Absolutely. Gardening is a working meditation for me. It helps me remember process, and it helps me remember patience. I have taken over the garden at an art school in the South Side of Chicago [where I live part-time]. Kids who are off track to graduate from high school on time come to be immersed in the arts and in an accelerated general studies program. I plant the garden from seeds, and when the light isn’t close enough, the little “starts” have these long necks and they kind of flop over. Sometimes I see the kids with their challenges as these starts that didn’t quite get the right initial formation. But if I just take the tray out of the greenhouse, the plants straighten themselves out in the power of natural, full-on light. [That gets me] thinking about people, and what it means to be exposed to full love and forgiveness and patience, and real investment, and how quickly things can turn around.
Fans often say that going to your live shows is a spiritual experience, like going to church, even though your music isn’t necessarily religious. Why do you think people come away with that impression?
I’ve realized in recent years that I’ve gotten my cues from really, really great preachers, and really great churches.
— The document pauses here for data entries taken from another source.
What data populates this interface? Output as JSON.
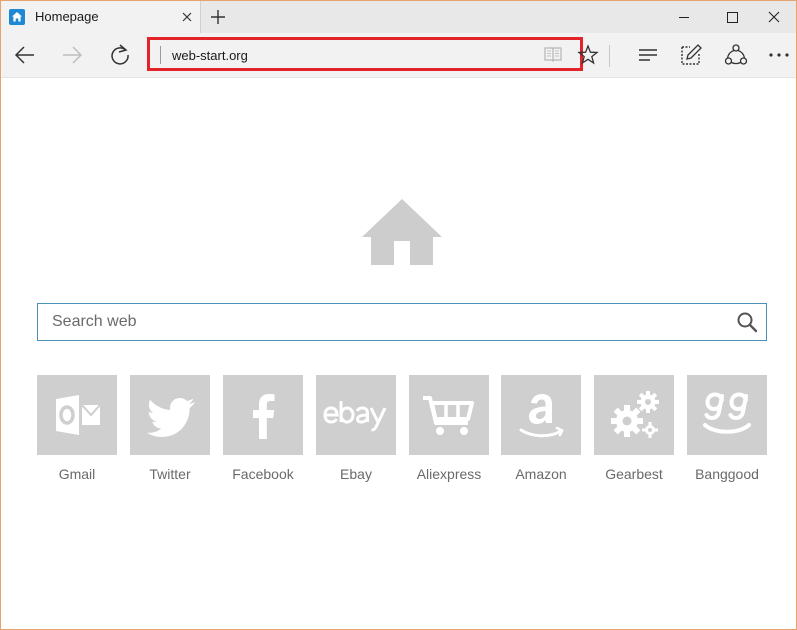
{
  "tab": {
    "title": "Homepage",
    "icon": "home-icon"
  },
  "window_controls": {
    "minimize": "minimize-icon",
    "maximize": "maximize-icon",
    "close": "close-icon"
  },
  "toolbar": {
    "back": "back-arrow-icon",
    "forward": "forward-arrow-icon",
    "refresh": "refresh-icon",
    "address": "web-start.org",
    "reading_view": "reading-view-icon",
    "favorite": "star-icon",
    "hub": "hub-icon",
    "web_note": "web-note-icon",
    "share": "share-icon",
    "more": "more-icon"
  },
  "colors": {
    "highlight_border": "#e2232a",
    "tile_bg": "#cfcfcf",
    "search_border": "#4a90b8"
  },
  "search": {
    "placeholder": "Search web",
    "icon": "search-icon"
  },
  "hero_icon": "home-icon",
  "tiles": [
    {
      "label": "Gmail",
      "icon": "outlook-icon"
    },
    {
      "label": "Twitter",
      "icon": "twitter-icon"
    },
    {
      "label": "Facebook",
      "icon": "facebook-icon"
    },
    {
      "label": "Ebay",
      "icon": "ebay-icon"
    },
    {
      "label": "Aliexpress",
      "icon": "shopping-cart-icon"
    },
    {
      "label": "Amazon",
      "icon": "amazon-icon"
    },
    {
      "label": "Gearbest",
      "icon": "gears-icon"
    },
    {
      "label": "Banggood",
      "icon": "banggood-icon"
    }
  ]
}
The church is an institution of music and of production and performance, and it has to do with taking people to places inside of themselves and giving them an opportunity to sit deep in their own feelings, and to be together and deeply alone at the same time, and to process things… Without being directly religious, and certainly without backing or promoting any ideology, I enjoy trusting people to have their own experience.